As Jehovah sifts through you, he discards such sins, much the way a prospector panning for gold discards worthless gravel. What about your good qualities and works? Ah, these are the “nuggets” he keeps! Have you ever noticed the way fond parents treasure their children’s drawings or school projects, sometimes for decades after the children have forgotten them? Jehovah is the fondest Parent. As long as we remain faithful to him, he never forgets our good works and qualities. In fact, he would view it as unrighteous to forget these, and he is never unrighteous. (Hebrews 6:10) He also sifts us in another way.

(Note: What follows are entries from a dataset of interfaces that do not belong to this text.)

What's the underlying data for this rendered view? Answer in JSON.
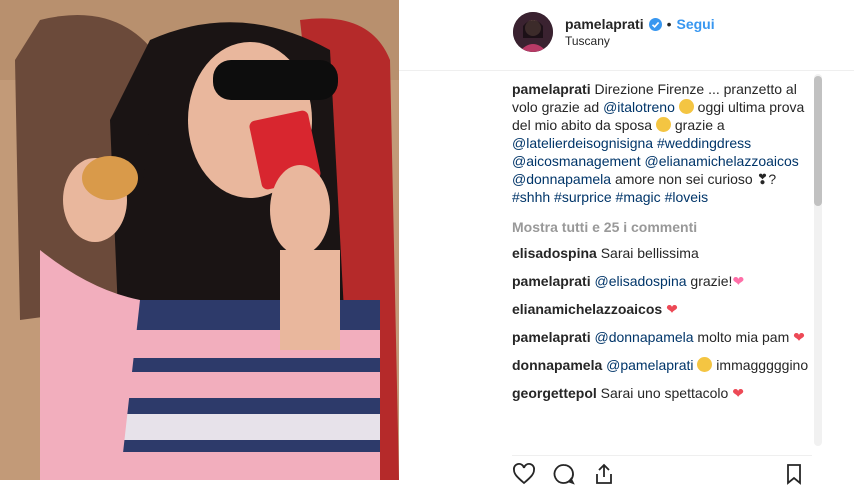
{
  "post": {
    "username": "pamelaprati",
    "location": "Tuscany",
    "follow_label": "Segui",
    "separator": "•"
  },
  "caption": {
    "author": "pamelaprati",
    "t1": " Direzione Firenze ... pranzetto al volo grazie ad ",
    "m1": "@italotreno",
    "t2": " oggi ultima prova del mio abito da sposa ",
    "t3": " grazie a ",
    "m2": "@latelierdeisognisigna",
    "h1": "#weddingdress",
    "m3": "@aicosmanagement",
    "m4": "@elianamichelazzoaicos",
    "m5": "@donnapamela",
    "t4": " amore non sei curioso ",
    "t5": "? ",
    "h2": "#shhh",
    "h3": "#surprice",
    "h4": "#magic",
    "h5": "#loveis"
  },
  "view_all": "Mostra tutti e 25 i commenti",
  "comments": [
    {
      "user": "elisadospina",
      "text": " Sarai bellissima"
    },
    {
      "user": "pamelaprati",
      "mention": "@elisadospina",
      "text": " grazie!"
    },
    {
      "user": "elianamichelazzoaicos",
      "text": " "
    },
    {
      "user": "pamelaprati",
      "mention": "@donnapamela",
      "text": " molto mia pam "
    },
    {
      "user": "donnapamela",
      "mention": "@pamelaprati",
      "text": " immagggggino"
    },
    {
      "user": "georgettepol",
      "text": " Sarai uno spettacolo "
    }
  ],
  "icons": [
    "verified-badge-icon",
    "like-heart-icon",
    "comment-icon",
    "share-icon",
    "bookmark-icon"
  ],
  "colors": {
    "link": "#003569",
    "follow": "#3897f0",
    "heart": "#ed4956",
    "muted": "#999999"
  }
}
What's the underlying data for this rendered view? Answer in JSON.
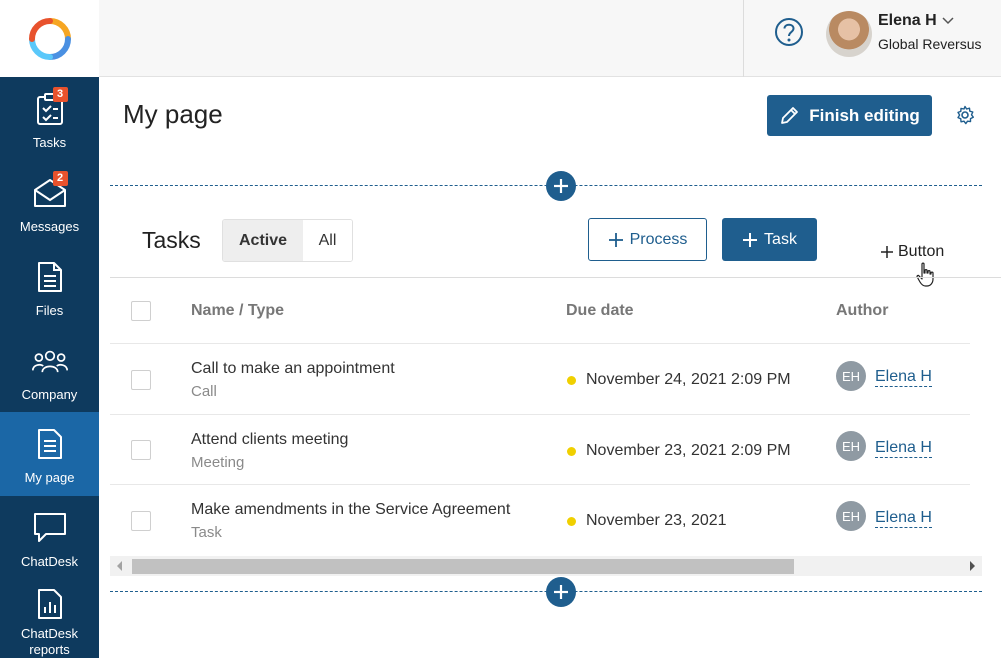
{
  "sidebar": {
    "items": [
      {
        "label": "Tasks",
        "icon": "clipboard-check-icon",
        "badge": "3"
      },
      {
        "label": "Messages",
        "icon": "envelope-icon",
        "badge": "2"
      },
      {
        "label": "Files",
        "icon": "file-icon"
      },
      {
        "label": "Company",
        "icon": "people-icon"
      },
      {
        "label": "My page",
        "icon": "page-icon",
        "active": true
      },
      {
        "label": "ChatDesk",
        "icon": "chat-bubble-icon"
      },
      {
        "label": "ChatDesk reports",
        "icon": "report-icon"
      }
    ]
  },
  "header": {
    "user_name": "Elena H",
    "company": "Global Reversus"
  },
  "page": {
    "title": "My page",
    "finish_editing_label": "Finish editing"
  },
  "tasks_widget": {
    "title": "Tasks",
    "tabs": [
      {
        "label": "Active"
      },
      {
        "label": "All"
      }
    ],
    "process_label": "Process",
    "task_label": "Task",
    "add_button_label": "Button",
    "columns": {
      "name": "Name / Type",
      "due": "Due date",
      "author": "Author"
    },
    "rows": [
      {
        "name": "Call to make an appointment",
        "type": "Call",
        "due": "November 24, 2021 2:09 PM",
        "author_initials": "EH",
        "author": "Elena H"
      },
      {
        "name": "Attend clients meeting",
        "type": "Meeting",
        "due": "November 23, 2021 2:09 PM",
        "author_initials": "EH",
        "author": "Elena H"
      },
      {
        "name": "Make amendments in the Service Agreement",
        "type": "Task",
        "due": "November 23, 2021",
        "author_initials": "EH",
        "author": "Elena H"
      }
    ]
  },
  "colors": {
    "sidebar_bg": "#0e3a5e",
    "sidebar_active": "#1b67a6",
    "accent": "#1f5e8e",
    "badge": "#e8522d",
    "due_dot": "#f0d000"
  }
}
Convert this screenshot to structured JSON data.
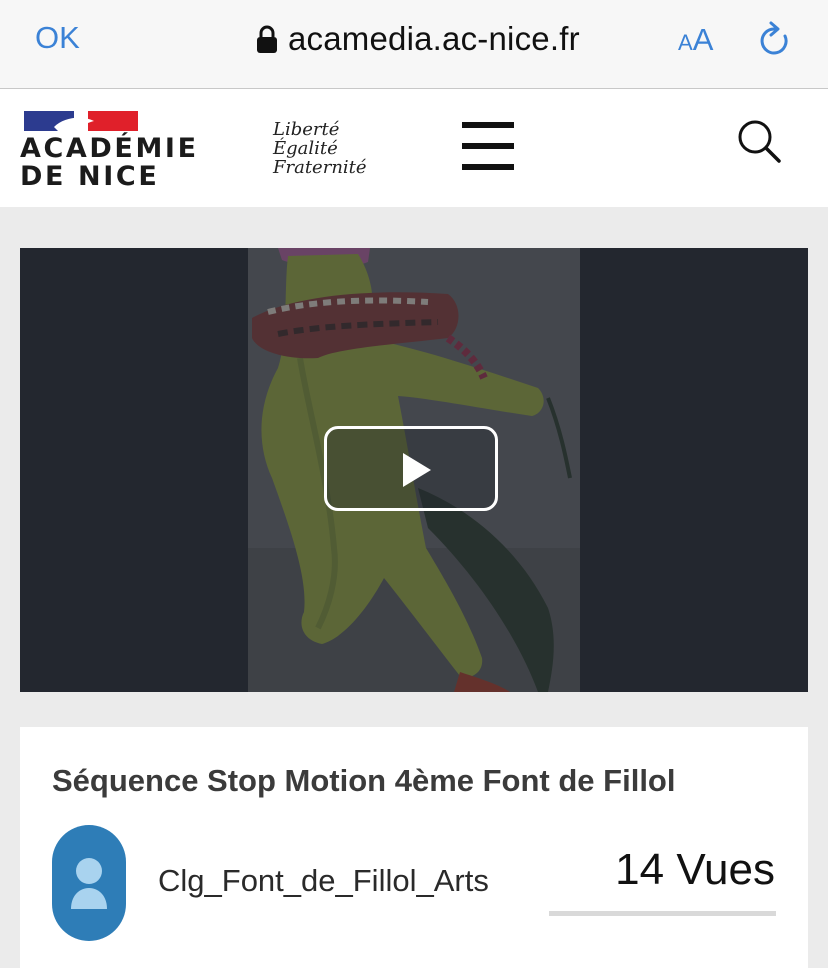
{
  "browser": {
    "done_label": "OK",
    "url": "acamedia.ac-nice.fr",
    "text_size_small": "A",
    "text_size_large": "A",
    "colors": {
      "accent": "#3b82d6"
    }
  },
  "header": {
    "logo_line1": "ACADÉMIE",
    "logo_line2": "DE NICE",
    "motto": [
      "Liberté",
      "Égalité",
      "Fraternité"
    ],
    "colors": {
      "flag_blue": "#2c3b8f",
      "flag_red": "#e0202a"
    }
  },
  "video": {
    "state": "paused",
    "colors": {
      "background": "#23272f"
    }
  },
  "media_info": {
    "title": "Séquence Stop Motion 4ème Font de Fillol",
    "author": "Clg_Font_de_Fillol_Arts",
    "views": "14 Vues",
    "colors": {
      "avatar": "#2e7db7"
    }
  }
}
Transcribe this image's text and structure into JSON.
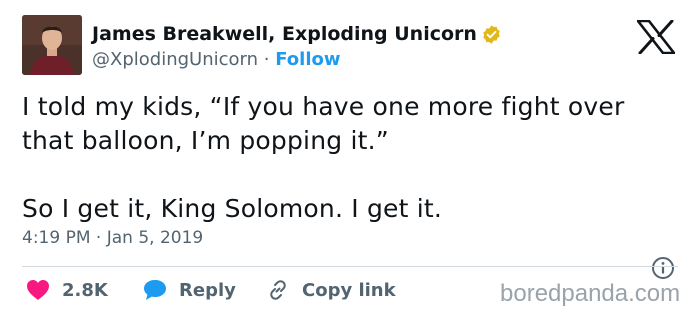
{
  "author": {
    "display_name": "James Breakwell, Exploding Unicorn",
    "handle": "@XplodingUnicorn",
    "separator": "·",
    "follow_label": "Follow",
    "verified_badge_color": "#e2b719"
  },
  "tweet": {
    "text": "I told my kids, “If you have one more fight over that balloon, I’m popping it.”\n\nSo I get it, King Solomon. I get it.",
    "timestamp": "4:19 PM · Jan 5, 2019"
  },
  "actions": {
    "like_count": "2.8K",
    "reply_label": "Reply",
    "copy_label": "Copy link"
  },
  "watermark": "boredpanda.com",
  "icons": {
    "logo": "x-logo-icon",
    "verified": "verified-badge-icon",
    "info": "info-icon",
    "like": "heart-icon",
    "reply": "speech-bubble-icon",
    "copy": "link-icon"
  },
  "colors": {
    "accent": "#1d9bf0",
    "like": "#f91880",
    "text": "#0f1419",
    "muted": "#536471"
  }
}
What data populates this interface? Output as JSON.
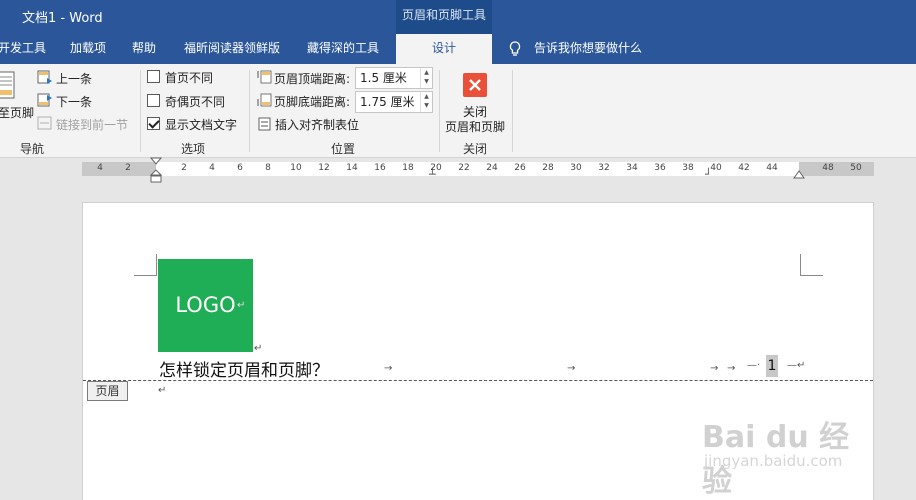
{
  "window": {
    "title": "文档1  -  Word",
    "contextual_tab_group": "页眉和页脚工具"
  },
  "tabs": [
    {
      "label": "开发工具"
    },
    {
      "label": "加载项"
    },
    {
      "label": "帮助"
    },
    {
      "label": "福昕阅读器领鲜版"
    },
    {
      "label": "藏得深的工具"
    },
    {
      "label": "设计",
      "active": true
    }
  ],
  "tellme": {
    "label": "告诉我你想要做什么",
    "icon": "lightbulb-icon"
  },
  "ribbon": {
    "navigation": {
      "goto_footer": "至页脚",
      "previous": "上一条",
      "next": "下一条",
      "link_previous": "链接到前一节",
      "group_label": "导航"
    },
    "options": {
      "different_first_page": "首页不同",
      "different_odd_even": "奇偶页不同",
      "show_document_text": "显示文档文字",
      "different_first_page_checked": false,
      "different_odd_even_checked": false,
      "show_document_text_checked": true,
      "group_label": "选项"
    },
    "position": {
      "header_top_label": "页眉顶端距离:",
      "header_top_value": "1.5 厘米",
      "footer_bottom_label": "页脚底端距离:",
      "footer_bottom_value": "1.75 厘米",
      "insert_alignment_tab": "插入对齐制表位",
      "group_label": "位置"
    },
    "close": {
      "label_line1": "关闭",
      "label_line2": "页眉和页脚",
      "group_label": "关闭",
      "icon": "close-icon",
      "icon_color": "#e8503a"
    }
  },
  "ruler": {
    "numbers": [
      "4",
      "2",
      "2",
      "4",
      "6",
      "8",
      "10",
      "12",
      "14",
      "16",
      "18",
      "20",
      "22",
      "24",
      "26",
      "28",
      "30",
      "32",
      "34",
      "36",
      "38",
      "40",
      "42",
      "44",
      "48",
      "50"
    ]
  },
  "document": {
    "logo_text": "LOGO",
    "logo_color": "#1fae55",
    "header_text": "怎样锁定页眉和页脚？",
    "page_number": "1",
    "header_label": "页眉"
  },
  "watermark": {
    "brand": "Bai du 经验",
    "url": "jingyan.baidu.com"
  },
  "colors": {
    "accent": "#2b579a",
    "ribbon_bg": "#f3f3f3"
  }
}
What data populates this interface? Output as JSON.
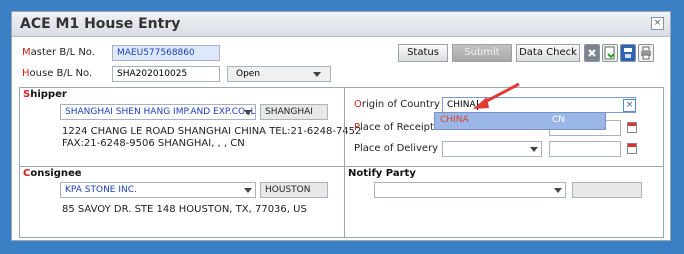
{
  "window": {
    "title": "ACE M1 House Entry",
    "close_icon": "close-icon"
  },
  "master_bl": {
    "label_first": "M",
    "label_rest": "aster B/L No.",
    "value": "MAEU577568860"
  },
  "house_bl": {
    "label_first": "H",
    "label_rest": "ouse B/L No.",
    "value": "SHA202010025",
    "status": "Open"
  },
  "toolbar": {
    "status": "Status",
    "submit": "Submit",
    "data_check": "Data Check"
  },
  "shipper": {
    "title_first": "S",
    "title_rest": "hipper",
    "name": "SHANGHAI SHEN HANG IMP.AND EXP.CO.,LTD",
    "city": "SHANGHAI",
    "address_line1": "1224 CHANG LE ROAD SHANGHAI CHINA TEL:21-6248-7452",
    "address_line2": "FAX:21-6248-9506 SHANGHAI, , , CN"
  },
  "origin": {
    "label_first": "O",
    "label_rest": "rigin of Country",
    "value": "CHINA",
    "suggestion_name": "CHINA",
    "suggestion_code": "CN"
  },
  "receipt": {
    "label_first": "P",
    "label_rest": "lace of Receipt"
  },
  "delivery": {
    "label": "Place of Delivery"
  },
  "consignee": {
    "title_first": "C",
    "title_rest": "onsignee",
    "name": "KPA STONE INC.",
    "city": "HOUSTON",
    "address": "85 SAVOY DR. STE 148 HOUSTON, TX, 77036, US"
  },
  "notify": {
    "title": "Notify Party"
  },
  "colors": {
    "background": "#3b7fc4",
    "required_label": "#d32121",
    "accent_blue": "#1d3fb8",
    "annotation_arrow": "#e53935"
  }
}
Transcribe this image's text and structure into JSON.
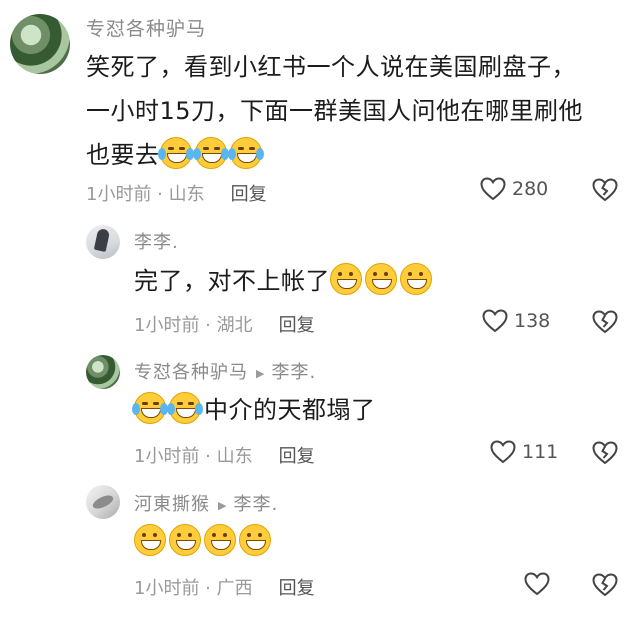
{
  "comments": [
    {
      "author": "专怼各种驴马",
      "text_lines": [
        "笑死了，看到小红书一个人说在美国刷盘子，",
        "一小时15刀，下面一群美国人问他在哪里刷他",
        "也要去"
      ],
      "emoji": [
        "laugh-cry-emoji",
        "laugh-cry-emoji",
        "laugh-cry-emoji"
      ],
      "time_location": "1小时前 · 山东",
      "reply_label": "回复",
      "likes": "280"
    },
    {
      "author": "李李.",
      "text": "完了，对不上帐了",
      "emoji": [
        "grin-emoji",
        "grin-emoji",
        "grin-emoji"
      ],
      "time_location": "1小时前 · 湖北",
      "reply_label": "回复",
      "likes": "138"
    },
    {
      "author": "专怼各种驴马",
      "reply_to": "李李.",
      "text": "中介的天都塌了",
      "emoji": [
        "laugh-cry-emoji",
        "laugh-cry-emoji"
      ],
      "time_location": "1小时前 · 山东",
      "reply_label": "回复",
      "likes": "111"
    },
    {
      "author": "河東撕猴",
      "reply_to": "李李.",
      "text": "",
      "emoji": [
        "grin-emoji",
        "grin-emoji",
        "grin-emoji",
        "grin-emoji"
      ],
      "time_location": "1小时前 · 广西",
      "reply_label": "回复",
      "likes": ""
    }
  ],
  "icons": {
    "like": "heart-outline-icon",
    "dislike": "broken-heart-icon"
  },
  "colors": {
    "name": "#8a8a8a",
    "meta": "#9a9a9a",
    "text": "#1c1c1c",
    "emoji": "#ffcd3c"
  }
}
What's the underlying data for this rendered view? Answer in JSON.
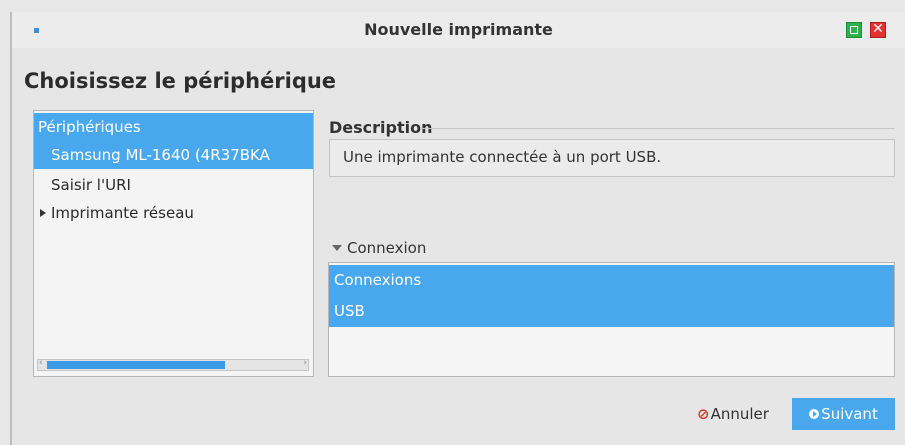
{
  "window": {
    "title": "Nouvelle imprimante",
    "close_glyph": "✕"
  },
  "page": {
    "heading": "Choisissez le périphérique"
  },
  "devices": {
    "header": "Périphériques",
    "items": [
      {
        "label": "Samsung ML-1640 (4R37BKA",
        "selected": true
      },
      {
        "label": "Saisir l'URI",
        "selected": false
      },
      {
        "label": "Imprimante réseau",
        "selected": false,
        "expandable": true
      }
    ]
  },
  "description": {
    "label": "Description",
    "text": "Une imprimante connectée à un port USB."
  },
  "connection": {
    "toggle_label": "Connexion",
    "header": "Connexions",
    "items": [
      "USB"
    ]
  },
  "buttons": {
    "cancel_label": "Annuler",
    "cancel_icon": "⊘",
    "next_label": "Suivant"
  },
  "colors": {
    "selection": "#49a8ed",
    "cancel_icon": "#d9352b",
    "maximize": "#2fb24a",
    "close": "#e3322f"
  },
  "icons": [
    "app-icon",
    "maximize-icon",
    "close-icon",
    "expand-arrow-icon",
    "collapse-arrow-icon",
    "cancel-icon",
    "next-arrow-icon"
  ]
}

Jehovah looks beyond our imperfections and sees our potential. To illustrate: People who love works of art will go to great lengths to restore badly damaged paintings or other works. When, for example, in the National Gallery in London, England, someone with a shotgun damaged a Leonardo da Vinci drawing worth some $30 million, no one suggested that since the drawing was now damaged, it should be discarded. Work to restore the nearly 500-year-old masterpiece began immediately. Why? Because it was precious in the eyes of art lovers. Are you not worth more than a chalk and charcoal drawing? In God’s eyes you certainly are—however damaged you may be by inherited imperfection. (Psalm 72:12-14) Jehovah God, the skilled Creator of the human family, will do what is necessary to restore to perfection all of those who respond to his loving care.—Acts 3:21; Romans 8:20-22.

Yes, Jehovah sees the good in us that we may not see in ourselves. And as we serve him, he will make the good grow until we are eventually perfect. No matter how Satan’s world has treated us, Jehovah values his faithful servants as desirable, or precious.—Haggai 2:7; footnote